Let us summarize the nonterminal cases. Let \(\diamond\) be one of \(\cup, \cap, \setminus, \oplus\). We reuse the above notation, that is, \(F, G\) are nontrivial ZDDs with roots labelled \(v, w\) respectively, and \(F_0, F_1\) are the LO and HI children of \(v\) respectively and \(G_0, G_1\) are similarly defined.
When \(v = w\), then \(F \diamond G\) is recursively defined by:
where \(H_0 = F_0 \diamond G_0, H_1 = F_1 \diamond G_1\).
When \(v \lt w\), let \(H = F_0 \diamond G\). If \(\diamond = \cap\) then \(F \cap G = H\), otherwise \(F \diamond G\) is:
Lastly, when \(v \gt w\) the cases are symmetric except when \(\diamond = \setminus\), whence \(F \setminus G = F \setminus G_0\).
Join, meet, and other operations are less straightforward. Let us investigate the join operation. Suppose we wish to compute \(H = F \sqcup G\) where \(F\) and \(G\) have the same label. Again, denoting the LO and HI children with 0 and 1 subscripts, we have:

\(H_0 = F_0 \sqcup G_0\)

\(H_1 = (F_0 \sqcup G_1) \cup (F_1 \sqcup G_0) \cup (F_1 \sqcup G_1)\)
which lead to algorithms similar to the above, except the \(H_1\) recursion branches out and can be computed in different ways. By distributivity:
\(H_1 = ((F_0 \cup F_1) \sqcup G_1) \cup (F_1 \sqcup G_0) = (F_1 \sqcup (G_0 \cup G_1)) \cup (F_0 \sqcup G_1)\)
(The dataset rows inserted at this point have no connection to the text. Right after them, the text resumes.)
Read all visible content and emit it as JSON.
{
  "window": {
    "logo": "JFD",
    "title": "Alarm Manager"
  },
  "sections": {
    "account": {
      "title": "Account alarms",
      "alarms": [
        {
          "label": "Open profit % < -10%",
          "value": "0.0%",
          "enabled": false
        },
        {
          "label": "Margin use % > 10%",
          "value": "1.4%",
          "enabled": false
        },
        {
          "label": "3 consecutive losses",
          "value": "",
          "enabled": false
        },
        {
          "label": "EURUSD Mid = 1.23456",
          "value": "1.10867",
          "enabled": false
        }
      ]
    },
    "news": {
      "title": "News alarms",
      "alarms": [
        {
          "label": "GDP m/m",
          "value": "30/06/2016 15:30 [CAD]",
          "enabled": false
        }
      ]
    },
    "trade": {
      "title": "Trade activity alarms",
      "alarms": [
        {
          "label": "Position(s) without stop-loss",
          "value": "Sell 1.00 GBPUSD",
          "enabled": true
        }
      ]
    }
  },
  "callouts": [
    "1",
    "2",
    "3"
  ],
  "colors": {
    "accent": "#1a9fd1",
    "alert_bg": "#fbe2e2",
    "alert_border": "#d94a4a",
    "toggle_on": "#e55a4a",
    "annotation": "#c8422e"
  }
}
Thus we have 3 methods to compute \(H_1\). Depending on the inputs, one alternative may significantly outperform the others.